You might say, “but wait a minute, kindness is splendid in itself as well!” And in a sense you are right. But consider how 1 Corinthians 13:4 begins it’s definition of love: “Love is patient, love is kind…” Patience indicates a capacity for long-suffering. When is the last time you opened a glossy, red card with hearts and roses on it in the middle of February and read the inside message: “I will graciously put up with your short-comings.” Similarly, and more to the point for this reflection on Christian love, when is the last time you opened up a Valentine’s Day card and read the announcement: “I am going to start being nice to you.” Not quite the splendid profession of love we might have looked for? In fact, everything about this word suggests a common, normal, everyday kind of attitude. The word Paul uses in the original Greek he was writing in, chresteuetai, is literally translated “suitable,” or “serviceable.” It was a common name for slaves. It implied a general capacity and/or willingness to do the right thing at the right time. When applied to relationships, it requires civil, polite, acceptable behavior – in Acts 27:3 it is sometimes translated “courteous!”

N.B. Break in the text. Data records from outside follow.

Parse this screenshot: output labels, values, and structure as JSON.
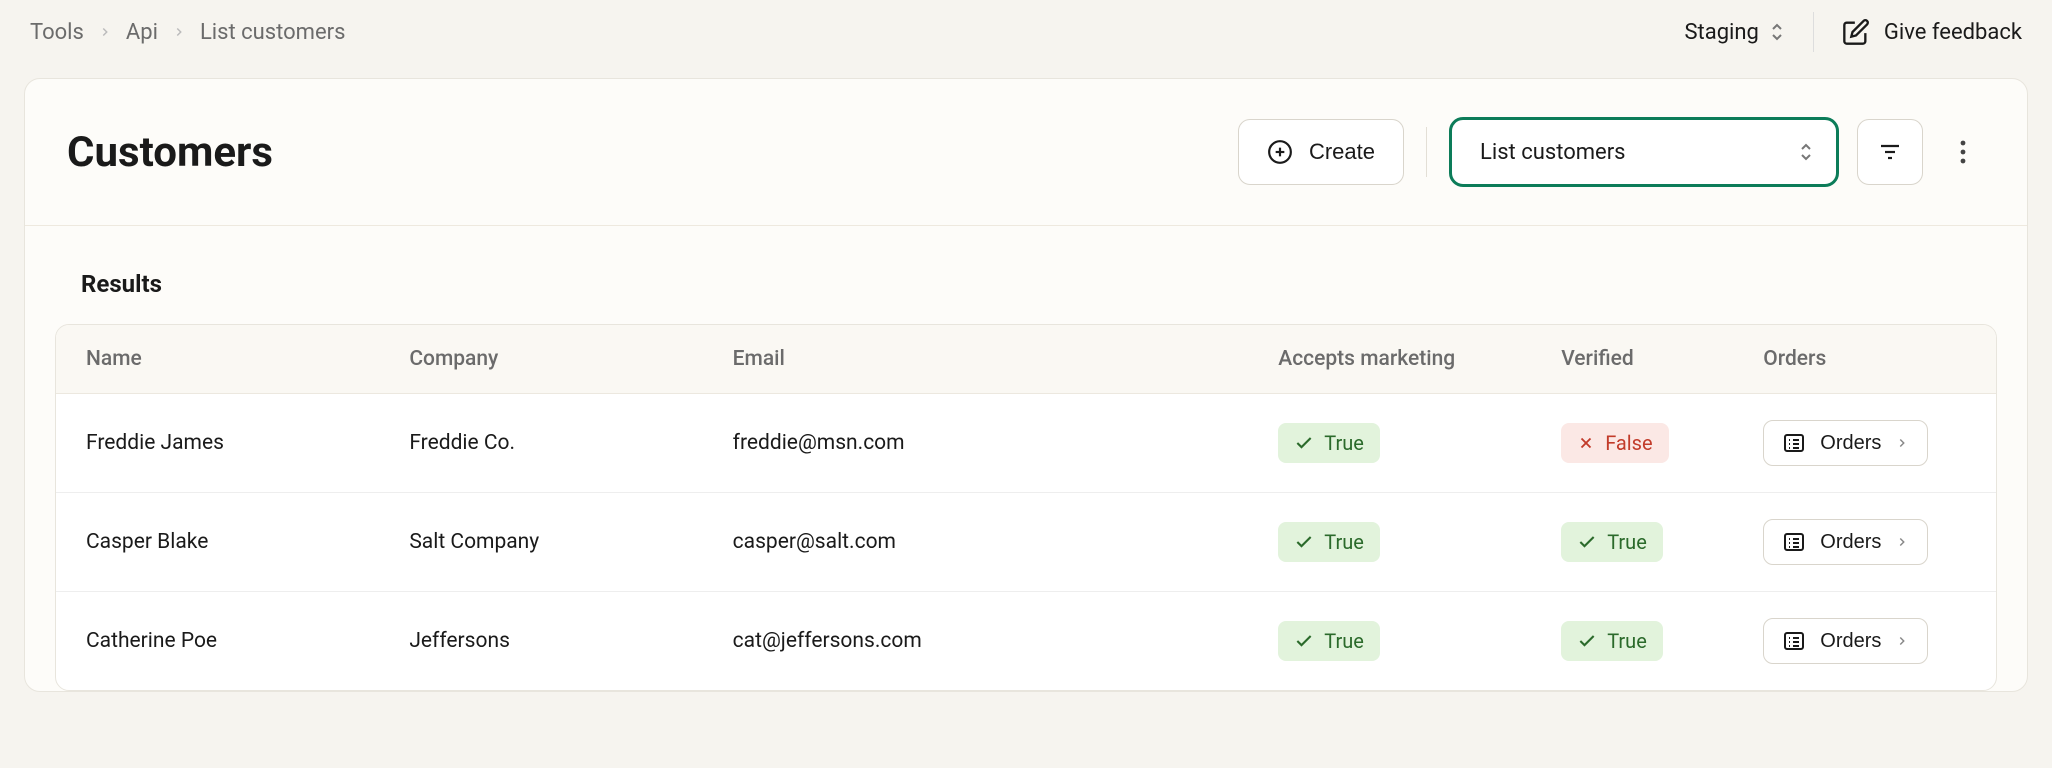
{
  "breadcrumb": {
    "items": [
      "Tools",
      "Api",
      "List customers"
    ]
  },
  "topbar": {
    "environment": "Staging",
    "feedback_label": "Give feedback"
  },
  "header": {
    "title": "Customers",
    "create_label": "Create",
    "view_selected": "List customers"
  },
  "results": {
    "title": "Results",
    "columns": {
      "name": "Name",
      "company": "Company",
      "email": "Email",
      "marketing": "Accepts marketing",
      "verified": "Verified",
      "orders": "Orders"
    },
    "badge_true": "True",
    "badge_false": "False",
    "orders_button": "Orders",
    "rows": [
      {
        "name": "Freddie James",
        "company": "Freddie Co.",
        "email": "freddie@msn.com",
        "accepts_marketing": true,
        "verified": false
      },
      {
        "name": "Casper Blake",
        "company": "Salt Company",
        "email": "casper@salt.com",
        "accepts_marketing": true,
        "verified": true
      },
      {
        "name": "Catherine Poe",
        "company": "Jeffersons",
        "email": "cat@jeffersons.com",
        "accepts_marketing": true,
        "verified": true
      }
    ]
  }
}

Kindness, you see, is not an idea we immediately connect with the highest aspirations of love – whether we are talking about the love of a husband and a wife or of a father and a son. We tend in our poems and greeting cards to focus on the “always trusts, hopes and perseveres” ideas. But by its inclusion at the front of this definition of love, we should be reminded that just as a building when shaken from it’s foundation will surely fall, the highest aspirations when removed from the everyday, universally required etiquette that we associate with mere kindness, will prove to be nothing – just words.

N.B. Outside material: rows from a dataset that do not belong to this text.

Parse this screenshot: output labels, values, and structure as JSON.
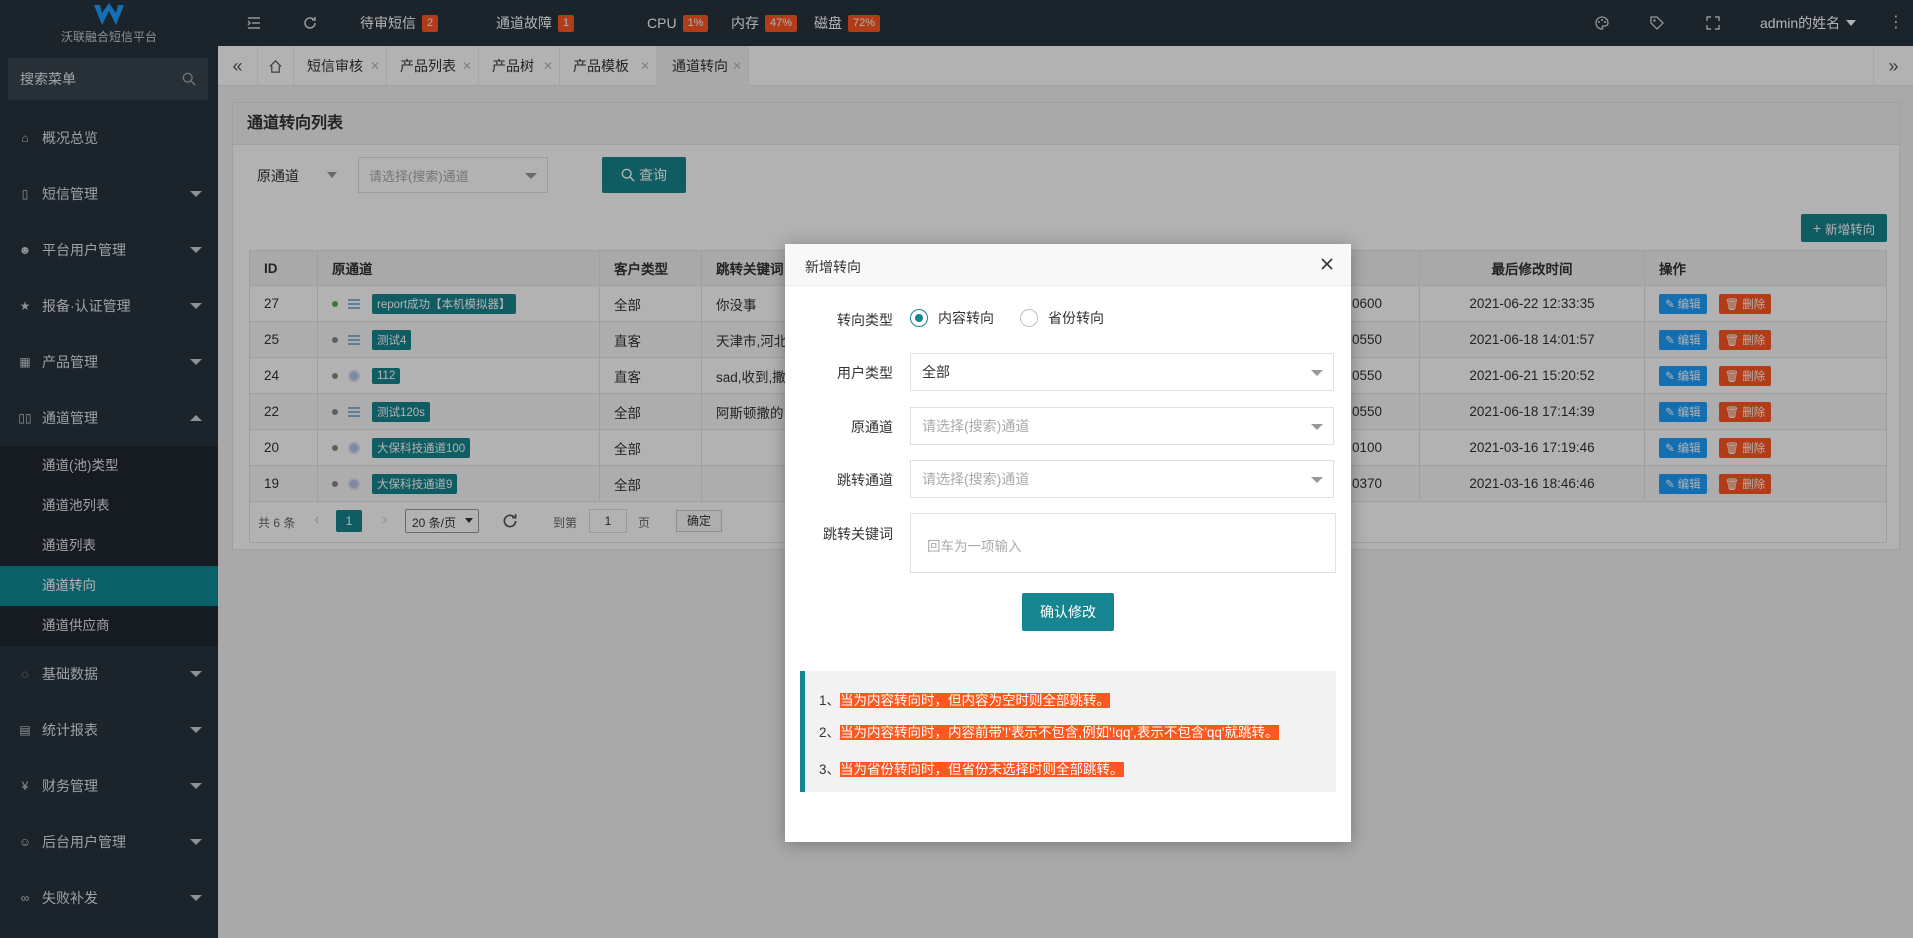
{
  "app": {
    "title": "沃联融合短信平台"
  },
  "sidebar": {
    "search_label": "搜索菜单",
    "items": [
      {
        "label": "概况总览",
        "icon": "home-icon"
      },
      {
        "label": "短信管理",
        "icon": "phone-icon"
      },
      {
        "label": "平台用户管理",
        "icon": "users-icon"
      },
      {
        "label": "报备·认证管理",
        "icon": "star-icon"
      },
      {
        "label": "产品管理",
        "icon": "apps-icon"
      },
      {
        "label": "通道管理",
        "icon": "columns-icon"
      },
      {
        "label": "基础数据",
        "icon": "circle-arrow-icon"
      },
      {
        "label": "统计报表",
        "icon": "table-icon"
      },
      {
        "label": "财务管理",
        "icon": "yen-icon"
      },
      {
        "label": "后台用户管理",
        "icon": "user-icon"
      },
      {
        "label": "失败补发",
        "icon": "link-icon"
      }
    ],
    "subitems": [
      "通道(池)类型",
      "通道池列表",
      "通道列表",
      "通道转向",
      "通道供应商"
    ],
    "active_sub": "通道转向"
  },
  "topbar": {
    "pending_label": "待审短信",
    "pending_count": "2",
    "fault_label": "通道故障",
    "fault_count": "1",
    "cpu_label": "CPU",
    "cpu_value": "1%",
    "mem_label": "内存",
    "mem_value": "47%",
    "disk_label": "磁盘",
    "disk_value": "72%",
    "user": "admin的姓名"
  },
  "tabs": [
    "短信审核",
    "产品列表",
    "产品树",
    "产品模板",
    "通道转向"
  ],
  "page": {
    "title": "通道转向列表",
    "filter_label": "原通道",
    "filter_placeholder": "请选择(搜索)通道",
    "query_button": "查询",
    "add_button": "新增转向",
    "columns": [
      "ID",
      "原通道",
      "客户类型",
      "跳转关键词",
      "最后修改时间",
      "操作"
    ],
    "rows": [
      {
        "id": "27",
        "channel": "report成功【本机模拟器】",
        "type": "全部",
        "kw": "你没事",
        "code": "0600",
        "time": "2021-06-22 12:33:35",
        "dot": "#4caf50",
        "icon": "lines"
      },
      {
        "id": "25",
        "channel": "测试4",
        "type": "直客",
        "kw": "天津市,河北",
        "code": "0550",
        "time": "2021-06-18 14:01:57",
        "dot": "#888888",
        "icon": "lines"
      },
      {
        "id": "24",
        "channel": "112",
        "type": "直客",
        "kw": "sad,收到,撒",
        "code": "0550",
        "time": "2021-06-21 15:20:52",
        "dot": "#888888",
        "icon": "circle"
      },
      {
        "id": "22",
        "channel": "测试120s",
        "type": "全部",
        "kw": "阿斯顿撒的",
        "code": "0550",
        "time": "2021-06-18 17:14:39",
        "dot": "#888888",
        "icon": "lines"
      },
      {
        "id": "20",
        "channel": "大保科技通道100",
        "type": "全部",
        "kw": "",
        "code": "0100",
        "time": "2021-03-16 17:19:46",
        "dot": "#888888",
        "icon": "circle"
      },
      {
        "id": "19",
        "channel": "大保科技通道9",
        "type": "全部",
        "kw": "",
        "code": "0370",
        "time": "2021-03-16 18:46:46",
        "dot": "#888888",
        "icon": "circle"
      }
    ],
    "edit_label": "编辑",
    "delete_label": "删除",
    "pager": {
      "total": "共 6 条",
      "current": "1",
      "per_page": "20 条/页",
      "goto": "到第",
      "page_input": "1",
      "page_unit": "页",
      "confirm": "确定"
    }
  },
  "modal": {
    "title": "新增转向",
    "redirect_type_label": "转向类型",
    "radio_content": "内容转向",
    "radio_province": "省份转向",
    "user_type_label": "用户类型",
    "user_type_value": "全部",
    "src_label": "原通道",
    "src_placeholder": "请选择(搜索)通道",
    "dst_label": "跳转通道",
    "dst_placeholder": "请选择(搜索)通道",
    "kw_label": "跳转关键词",
    "kw_placeholder": "回车为一项输入",
    "confirm_button": "确认修改",
    "tips": [
      {
        "prefix": "1、",
        "text": "当为内容转向时，但内容为空时则全部跳转。"
      },
      {
        "prefix": "2、",
        "text": "当为内容转向时，内容前带'!'表示不包含,例如'!qq',表示不包含'qq'就跳转。"
      },
      {
        "prefix": "3、",
        "text": "当为省份转向时，但省份未选择时则全部跳转。"
      }
    ]
  },
  "colors": {
    "accent": "#17858f",
    "sidebar": "#28333e",
    "badge": "#ff5722",
    "edit": "#1e9fff"
  }
}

So often we find our words and actions are actually less kind – less civil or courteous, when directed at the people we supposedly love the most! Resolve to think about love in a different way. Remember that in as much as we are not kind, we by definition are not loving. Love is first of all an everyday civility that we are commanded to direct towards everyone that must produce everyday, garden-variety decencies. May we focus on being kind to all in imitation of the Most High who is himself “kind” even to the ungrateful and wicked. (Luke 6:26).